A simple principle can be derived from this: The lower the pressure, the easier a substance can evaporate and the less heat is required for evaporation. The maximum possible amount of vapor can therefore already be generated at lower temperatures (e.g. 50 °C for water at 100 mbar). Here we come to the key point that plays a special role in flavor management with the rotary evaporator: The possibility of working at reduced pressure, i.e. in a vacuum, preserves sensitive aromas that would otherwise be destroyed by heating.
Now that we understand how water turns into steam, we need to look at process in reverse: How does steam turn back into liquid? The answer is: Through condensation. a substance passes from the gaseous phase to the liquid phase. This happens when the energy we have supplied to our liberated water molecules is taken away again. The easiest way to do this is through cold.
To approach the phenomenon of condensation, we again use our example of the pot with water: If we now close the pot with a lid, the steam can no longer simply escape, but it will remain in this closed system of the pot interior. At the same time, the lid of the pot is cooler than the rest: our liberated water molecules therefore collide with this cool barrier and transfer some of their energy to the cooler lid. A temperature equalization takes place. The molecules collect on the cold surface to form droplets. They condense, which is why the condensed water is called ‚condensate‘. At some point, the drops are heavy enough and fall back into the liquid, where the molecules are re-energized and can rise again.
Fig. 5: Condensation inside a closed pot
A cycle of evaporation and condensation is formed, which is in equilibrium.
Fig. 6: Equilibrium between evaporation and condensation
How can this balance between evaporation and condensation be used in a rotary evaporator? If we look at the structure of a rotary evaporator, this can be divided into two areas: The evaporation area, in which a substance is converted from liquid into gaseous phase, and the condensation area, in which gas is condensed back into liquid.
Fig. 7: Set-up a rotary evaporator
First, let‘s take a closer look at the evaporation area: The area includes the evaporator flask, which contains the liquid medium. This flask is immersed in the heating bath, which supplies the energy necessary for evaporation. The flask is set in rotation by a motor. This has several effects: First, the temperature distribution in the heating bath and inside the flask takes place more uniformly, and second, the rotation significantly increases the surface area available for evaporation. This has a positive effect on the evaporation speed as well as on the formation of bubbles and spills.

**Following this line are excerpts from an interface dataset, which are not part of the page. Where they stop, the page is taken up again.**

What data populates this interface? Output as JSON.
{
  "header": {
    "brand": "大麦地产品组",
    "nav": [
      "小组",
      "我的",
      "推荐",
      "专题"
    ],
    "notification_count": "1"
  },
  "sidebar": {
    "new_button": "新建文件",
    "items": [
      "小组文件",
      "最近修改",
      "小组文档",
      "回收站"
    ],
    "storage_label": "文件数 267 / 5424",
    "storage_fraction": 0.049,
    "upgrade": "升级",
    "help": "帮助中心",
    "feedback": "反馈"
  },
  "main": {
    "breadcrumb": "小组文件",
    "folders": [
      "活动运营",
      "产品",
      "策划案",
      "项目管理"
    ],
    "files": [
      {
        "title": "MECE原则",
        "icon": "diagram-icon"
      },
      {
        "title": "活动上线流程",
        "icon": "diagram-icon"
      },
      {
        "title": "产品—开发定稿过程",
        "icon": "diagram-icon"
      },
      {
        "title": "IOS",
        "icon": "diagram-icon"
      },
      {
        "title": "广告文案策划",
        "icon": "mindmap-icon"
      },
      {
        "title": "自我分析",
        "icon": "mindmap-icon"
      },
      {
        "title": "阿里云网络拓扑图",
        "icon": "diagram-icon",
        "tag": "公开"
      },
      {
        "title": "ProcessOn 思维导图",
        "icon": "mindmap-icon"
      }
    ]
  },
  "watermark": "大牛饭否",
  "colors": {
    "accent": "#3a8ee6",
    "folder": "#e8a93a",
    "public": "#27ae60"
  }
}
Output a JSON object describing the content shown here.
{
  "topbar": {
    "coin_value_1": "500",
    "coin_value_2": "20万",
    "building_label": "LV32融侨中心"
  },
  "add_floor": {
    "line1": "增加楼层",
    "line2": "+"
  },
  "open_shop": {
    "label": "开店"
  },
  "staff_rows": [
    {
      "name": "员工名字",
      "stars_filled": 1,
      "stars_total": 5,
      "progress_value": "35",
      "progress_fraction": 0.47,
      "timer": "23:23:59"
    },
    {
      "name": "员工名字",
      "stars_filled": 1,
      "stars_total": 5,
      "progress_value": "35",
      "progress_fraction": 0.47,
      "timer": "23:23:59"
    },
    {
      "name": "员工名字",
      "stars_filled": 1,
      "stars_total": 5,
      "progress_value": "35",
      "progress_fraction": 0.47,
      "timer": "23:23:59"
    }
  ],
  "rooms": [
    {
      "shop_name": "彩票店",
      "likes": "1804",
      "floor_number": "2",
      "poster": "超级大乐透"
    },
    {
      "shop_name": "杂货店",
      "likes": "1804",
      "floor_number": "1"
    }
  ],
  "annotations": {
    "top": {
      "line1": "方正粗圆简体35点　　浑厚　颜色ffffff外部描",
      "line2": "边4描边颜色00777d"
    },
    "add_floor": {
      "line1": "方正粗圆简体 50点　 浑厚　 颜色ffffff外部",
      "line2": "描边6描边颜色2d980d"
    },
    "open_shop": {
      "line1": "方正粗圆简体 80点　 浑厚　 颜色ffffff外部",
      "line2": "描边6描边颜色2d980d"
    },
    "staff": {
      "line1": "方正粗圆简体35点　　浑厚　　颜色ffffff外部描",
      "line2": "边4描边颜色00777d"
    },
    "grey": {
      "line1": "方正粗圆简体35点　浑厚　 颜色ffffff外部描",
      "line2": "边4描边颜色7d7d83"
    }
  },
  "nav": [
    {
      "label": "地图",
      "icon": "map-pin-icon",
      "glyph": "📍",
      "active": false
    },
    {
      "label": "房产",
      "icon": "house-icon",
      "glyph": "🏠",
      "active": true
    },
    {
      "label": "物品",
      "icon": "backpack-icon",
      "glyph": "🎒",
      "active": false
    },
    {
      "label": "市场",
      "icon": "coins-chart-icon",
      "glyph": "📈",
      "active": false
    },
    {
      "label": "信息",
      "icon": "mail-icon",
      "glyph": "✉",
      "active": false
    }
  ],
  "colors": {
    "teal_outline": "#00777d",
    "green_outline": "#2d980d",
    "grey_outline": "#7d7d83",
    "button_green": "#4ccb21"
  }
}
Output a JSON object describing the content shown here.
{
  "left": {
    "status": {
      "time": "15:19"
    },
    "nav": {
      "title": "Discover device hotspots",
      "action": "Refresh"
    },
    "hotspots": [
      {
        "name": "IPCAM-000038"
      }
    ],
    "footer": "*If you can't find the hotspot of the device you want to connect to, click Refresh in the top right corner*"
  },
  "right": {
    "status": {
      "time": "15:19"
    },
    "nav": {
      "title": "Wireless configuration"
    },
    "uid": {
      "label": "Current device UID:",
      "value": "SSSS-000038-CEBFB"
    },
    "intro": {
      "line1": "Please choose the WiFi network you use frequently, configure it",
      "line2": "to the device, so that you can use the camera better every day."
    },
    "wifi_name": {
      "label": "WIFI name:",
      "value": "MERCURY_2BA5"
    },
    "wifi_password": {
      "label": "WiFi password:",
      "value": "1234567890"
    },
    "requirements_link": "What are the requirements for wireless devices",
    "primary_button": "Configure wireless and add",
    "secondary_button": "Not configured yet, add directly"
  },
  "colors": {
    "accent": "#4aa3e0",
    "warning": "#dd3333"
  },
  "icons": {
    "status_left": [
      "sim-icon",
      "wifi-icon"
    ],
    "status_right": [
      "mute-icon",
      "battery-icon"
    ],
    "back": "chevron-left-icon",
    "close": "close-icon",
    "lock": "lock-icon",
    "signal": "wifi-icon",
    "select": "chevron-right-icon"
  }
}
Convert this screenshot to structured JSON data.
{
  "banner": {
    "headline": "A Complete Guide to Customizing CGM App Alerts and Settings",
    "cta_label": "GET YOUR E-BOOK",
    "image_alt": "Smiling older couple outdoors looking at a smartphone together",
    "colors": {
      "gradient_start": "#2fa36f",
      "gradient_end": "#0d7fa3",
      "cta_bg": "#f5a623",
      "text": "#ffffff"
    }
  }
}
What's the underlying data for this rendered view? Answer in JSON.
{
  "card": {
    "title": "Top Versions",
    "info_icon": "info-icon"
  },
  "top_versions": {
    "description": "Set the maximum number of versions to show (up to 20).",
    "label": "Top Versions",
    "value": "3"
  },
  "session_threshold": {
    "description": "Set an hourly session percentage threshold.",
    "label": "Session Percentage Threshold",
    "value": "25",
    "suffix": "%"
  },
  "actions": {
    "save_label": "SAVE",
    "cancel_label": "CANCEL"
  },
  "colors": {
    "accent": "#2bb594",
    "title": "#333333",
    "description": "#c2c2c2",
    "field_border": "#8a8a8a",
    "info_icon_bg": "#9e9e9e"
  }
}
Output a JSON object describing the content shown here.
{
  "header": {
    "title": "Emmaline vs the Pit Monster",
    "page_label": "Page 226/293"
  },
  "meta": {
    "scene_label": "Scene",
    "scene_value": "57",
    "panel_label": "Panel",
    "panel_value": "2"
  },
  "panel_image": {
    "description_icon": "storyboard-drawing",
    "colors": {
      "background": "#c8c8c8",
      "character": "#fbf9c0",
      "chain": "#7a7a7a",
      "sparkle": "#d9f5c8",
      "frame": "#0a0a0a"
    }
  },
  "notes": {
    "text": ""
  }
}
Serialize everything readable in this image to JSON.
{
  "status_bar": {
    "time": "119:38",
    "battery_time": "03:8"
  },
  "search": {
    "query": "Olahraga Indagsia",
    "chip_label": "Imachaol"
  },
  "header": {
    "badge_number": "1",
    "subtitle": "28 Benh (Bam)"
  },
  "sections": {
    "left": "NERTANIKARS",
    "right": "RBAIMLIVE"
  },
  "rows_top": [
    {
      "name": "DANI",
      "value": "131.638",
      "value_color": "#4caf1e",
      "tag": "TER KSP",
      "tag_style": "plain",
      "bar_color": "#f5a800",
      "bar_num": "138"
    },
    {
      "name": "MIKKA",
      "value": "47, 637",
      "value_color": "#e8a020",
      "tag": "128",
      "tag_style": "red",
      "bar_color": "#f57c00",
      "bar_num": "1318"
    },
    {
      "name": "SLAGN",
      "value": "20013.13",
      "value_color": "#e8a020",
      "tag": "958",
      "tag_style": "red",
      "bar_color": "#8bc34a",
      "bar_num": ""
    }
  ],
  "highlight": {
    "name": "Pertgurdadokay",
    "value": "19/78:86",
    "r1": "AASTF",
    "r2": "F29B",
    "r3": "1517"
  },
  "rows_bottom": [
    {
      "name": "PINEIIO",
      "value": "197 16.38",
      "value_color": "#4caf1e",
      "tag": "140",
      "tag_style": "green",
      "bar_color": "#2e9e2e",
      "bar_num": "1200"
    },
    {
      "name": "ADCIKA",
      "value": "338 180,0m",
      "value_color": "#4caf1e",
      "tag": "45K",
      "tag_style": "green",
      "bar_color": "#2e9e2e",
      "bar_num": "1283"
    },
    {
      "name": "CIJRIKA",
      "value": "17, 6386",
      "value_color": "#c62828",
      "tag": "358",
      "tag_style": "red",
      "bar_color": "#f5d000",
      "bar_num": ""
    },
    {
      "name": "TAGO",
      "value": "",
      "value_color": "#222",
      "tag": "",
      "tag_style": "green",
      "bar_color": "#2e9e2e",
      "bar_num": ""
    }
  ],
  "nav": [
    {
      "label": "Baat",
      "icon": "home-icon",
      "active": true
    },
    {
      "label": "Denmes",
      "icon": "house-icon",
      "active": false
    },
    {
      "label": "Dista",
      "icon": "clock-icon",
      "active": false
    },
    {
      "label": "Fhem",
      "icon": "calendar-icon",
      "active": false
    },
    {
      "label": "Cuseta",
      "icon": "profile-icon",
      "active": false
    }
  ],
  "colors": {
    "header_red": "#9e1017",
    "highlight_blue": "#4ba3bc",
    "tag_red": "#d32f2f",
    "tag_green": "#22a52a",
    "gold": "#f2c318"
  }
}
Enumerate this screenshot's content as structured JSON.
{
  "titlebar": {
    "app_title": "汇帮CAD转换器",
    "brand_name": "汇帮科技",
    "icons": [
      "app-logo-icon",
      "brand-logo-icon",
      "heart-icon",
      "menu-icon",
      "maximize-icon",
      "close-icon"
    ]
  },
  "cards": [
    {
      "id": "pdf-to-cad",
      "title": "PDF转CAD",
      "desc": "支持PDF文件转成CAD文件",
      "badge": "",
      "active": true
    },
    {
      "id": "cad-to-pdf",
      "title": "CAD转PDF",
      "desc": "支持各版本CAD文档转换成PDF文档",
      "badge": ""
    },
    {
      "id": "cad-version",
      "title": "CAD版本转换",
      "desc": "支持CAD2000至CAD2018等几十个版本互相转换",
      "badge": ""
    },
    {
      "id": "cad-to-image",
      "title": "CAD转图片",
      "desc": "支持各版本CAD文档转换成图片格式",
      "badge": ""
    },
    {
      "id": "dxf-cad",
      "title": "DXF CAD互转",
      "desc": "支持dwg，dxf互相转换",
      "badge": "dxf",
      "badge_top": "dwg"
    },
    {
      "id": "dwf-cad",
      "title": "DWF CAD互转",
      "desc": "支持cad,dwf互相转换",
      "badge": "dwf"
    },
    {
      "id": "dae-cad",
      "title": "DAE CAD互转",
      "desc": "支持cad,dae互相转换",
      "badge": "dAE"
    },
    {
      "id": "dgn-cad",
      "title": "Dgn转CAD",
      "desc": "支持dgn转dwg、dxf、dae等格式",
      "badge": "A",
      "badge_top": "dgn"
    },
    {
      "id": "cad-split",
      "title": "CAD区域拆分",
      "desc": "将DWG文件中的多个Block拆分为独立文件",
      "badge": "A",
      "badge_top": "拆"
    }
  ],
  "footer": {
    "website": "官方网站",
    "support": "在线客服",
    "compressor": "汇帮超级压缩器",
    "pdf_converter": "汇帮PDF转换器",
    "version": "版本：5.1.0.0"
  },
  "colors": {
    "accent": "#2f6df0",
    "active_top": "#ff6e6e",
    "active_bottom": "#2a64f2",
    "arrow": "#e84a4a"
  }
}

Fig. 8: Static system compared to rotating system
The generated steam rises through the steam guide tube into the condensation zone: Here there is a condensercooled with a coolant on which the vapor condenses and drips down into the receiving flask.
Fig. 9: Evaporation process on rotary evaporator
The whole process is carried out in reduced pressure conditions, generated by a vacuum pump to take advantage of the benefits already mentioned above: A lower energy input is necessary to trigger the evaporation and thus the materials are processed more gently. Aromas that would be destroyed by exposure to excessive heat are gently extracted and retained.
In addition, working with a vacuum pump gives one access to a very quickly adjustable parameter to influence the process speed, since no long maintenance times, such as those caused by the inertia of a heating bath, are required. This possibility of fine adjustment also allows aromas to be 'cut off' in a targeted manner and extracted in the way you want them to be.
If you are interested in the low-volatile flavors instead, the rotary evaporator offers the option of reducing sauces, juices or other liquids at low temperatures and thus intensifying their taste.
All in all, this offers countless opportunities to try out flavor management and get creative.